“Thomas Fights Back” isn’t as funny as it could have been if protagonist duties had been entrusted to some other character; again, one of the other staffers could have been used in a more self-consciously ridiculous spin on the material, or the show could have enlisted one of its more sharply drawn supporting players—C.J. or Eileen, basically—to go undercover. The central conceit of this episode swerves between the comedic and something more character-based, as a key takeaway is that Thomas goes to such absurd lengths to prove himself to his fellows. “Thomas Fights Back” is a fairly straightforward riff on a heist movie, but it never points out just how stupid it is that someone as clearly skilled and crafty as Thomas would waste a month of his life on something this ridiculously unimportant. The episode doesn’t deeply examine Thomas’ motivations, perhaps in recognition of his essentially superficial character. Thomas hasn’t been built up enough for him to want or desire anything that he doesn’t explicitly state; he tells his coworkers how much he has come to care about them and how much he wants to prove himself, and that’s about as deep as we can go.

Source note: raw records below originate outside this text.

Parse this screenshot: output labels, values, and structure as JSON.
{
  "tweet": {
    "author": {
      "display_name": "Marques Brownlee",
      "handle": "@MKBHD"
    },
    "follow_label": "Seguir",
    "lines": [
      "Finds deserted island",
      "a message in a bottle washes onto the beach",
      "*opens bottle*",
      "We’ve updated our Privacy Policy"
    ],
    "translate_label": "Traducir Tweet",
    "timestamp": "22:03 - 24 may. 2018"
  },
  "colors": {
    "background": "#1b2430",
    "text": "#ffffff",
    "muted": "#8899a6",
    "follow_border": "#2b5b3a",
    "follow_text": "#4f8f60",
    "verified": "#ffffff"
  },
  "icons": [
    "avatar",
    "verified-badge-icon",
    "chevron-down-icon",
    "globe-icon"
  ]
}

I realize all this may sound a bit negative, but that isn’t really my intention. “Thomas Fights Back” is a fine episode, a welcome return to form after a few shaky entries. At its core, it’s a fairly straightforward heist episode, and the show finds most of its humor on the margins; Thomas’ protagonist duties mean that he effectively spends most of the episode as a straight man with no funny character to bounce off of him. Thomas remains one of Regular Show’s most intriguing characters, if only because there’s still so little to him. That means the emotional arc of this episode doesn’t really land—Thomas is nice enough here, but I don’t care about his continued internship in the same way that I do about Hi Five Ghost finding true love—but it also means “Thomas Fights Back” can have fun turning Thomas into some incredible combination of superspy, conman, martial arts expert, and mama’s boy. Besides, I’m always a sucker for a well-told heist story, and “Thomas Fights Back” is nothing if not that. Thomas’s presence means that this episode isn’t capable of the kind of depth we’ve seen in Regular Show’s best entries, but rarely has it been so much fun to watch this show splash around in the shallow end.

Stray observations:

  • Rigby’s alien-based plan is so, so delightfully dumb. Also, it’s wonderful how quick he is to abandon the mission at the first sign of trouble.
  • Muscle Man is right. Benson does need to work on his networking.
  • I feel like this isn’t said often enough, in the sense that it isn’t said constantly: Kurtwood Smith is a national treasure. I love how often he pops up as Gene, and it’s hard to imagine a more perfect rival for Benson.